Exercise prompt
The listing that follows is to be output in full and without change.
-- Opening Marker --
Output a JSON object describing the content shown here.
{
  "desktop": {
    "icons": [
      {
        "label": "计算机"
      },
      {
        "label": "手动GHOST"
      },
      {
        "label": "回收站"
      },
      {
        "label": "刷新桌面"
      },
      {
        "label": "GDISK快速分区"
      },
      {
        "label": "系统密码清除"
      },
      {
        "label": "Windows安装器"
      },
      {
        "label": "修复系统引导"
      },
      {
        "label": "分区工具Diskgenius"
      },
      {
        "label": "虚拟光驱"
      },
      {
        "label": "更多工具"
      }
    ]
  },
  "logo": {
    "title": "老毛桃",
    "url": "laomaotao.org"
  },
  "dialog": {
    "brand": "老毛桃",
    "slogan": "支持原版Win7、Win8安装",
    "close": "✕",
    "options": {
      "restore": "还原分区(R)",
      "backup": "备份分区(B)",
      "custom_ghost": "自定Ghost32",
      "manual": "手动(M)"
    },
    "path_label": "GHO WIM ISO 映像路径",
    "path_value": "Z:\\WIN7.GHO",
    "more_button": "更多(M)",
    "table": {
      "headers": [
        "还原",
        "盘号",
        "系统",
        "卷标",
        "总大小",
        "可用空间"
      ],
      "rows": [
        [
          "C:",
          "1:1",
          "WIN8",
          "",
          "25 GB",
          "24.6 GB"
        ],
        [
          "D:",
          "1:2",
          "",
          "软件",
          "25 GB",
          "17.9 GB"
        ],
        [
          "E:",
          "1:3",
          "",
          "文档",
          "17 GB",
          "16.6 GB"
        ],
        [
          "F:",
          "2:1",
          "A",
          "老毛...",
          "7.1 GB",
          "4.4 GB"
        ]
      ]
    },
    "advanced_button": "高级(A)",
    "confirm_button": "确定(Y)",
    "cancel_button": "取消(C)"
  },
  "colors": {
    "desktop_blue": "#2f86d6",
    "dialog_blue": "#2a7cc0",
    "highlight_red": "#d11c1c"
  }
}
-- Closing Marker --
Exercise solution
Output a JSON object describing the content shown here.
{
  "desktop": {
    "icons": [
      {
        "label": "计算机"
      },
      {
        "label": "手动GHOST"
      },
      {
        "label": "回收站"
      },
      {
        "label": "刷新桌面"
      },
      {
        "label": "GDISK快速分区"
      },
      {
        "label": "系统密码清除"
      },
      {
        "label": "Windows安装器"
      },
      {
        "label": "修复系统引导"
      },
      {
        "label": "分区工具Diskgenius"
      },
      {
        "label": "虚拟光驱"
      },
      {
        "label": "更多工具"
      }
    ]
  },
  "logo": {
    "title": "老毛桃",
    "url": "laomaotao.org"
  },
  "dialog": {
    "brand": "老毛桃",
    "slogan": "支持原版Win7、Win8安装",
    "close": "✕",
    "options": {
      "restore": "还原分区(R)",
      "backup": "备份分区(B)",
      "custom_ghost": "自定Ghost32",
      "manual": "手动(M)"
    },
    "path_label": "GHO WIM ISO 映像路径",
    "path_value": "Z:\\WIN7.GHO",
    "more_button": "更多(M)",
    "table": {
      "headers": [
        "还原",
        "盘号",
        "系统",
        "卷标",
        "总大小",
        "可用空间"
      ],
      "rows": [
        [
          "C:",
          "1:1",
          "WIN8",
          "",
          "25 GB",
          "24.6 GB"
        ],
        [
          "D:",
          "1:2",
          "",
          "软件",
          "25 GB",
          "17.9 GB"
        ],
        [
          "E:",
          "1:3",
          "",
          "文档",
          "17 GB",
          "16.6 GB"
        ],
        [
          "F:",
          "2:1",
          "A",
          "老毛...",
          "7.1 GB",
          "4.4 GB"
        ]
      ]
    },
    "advanced_button": "高级(A)",
    "confirm_button": "确定(Y)",
    "cancel_button": "取消(C)"
  },
  "colors": {
    "desktop_blue": "#2f86d6",
    "dialog_blue": "#2a7cc0",
    "highlight_red": "#d11c1c"
  }
}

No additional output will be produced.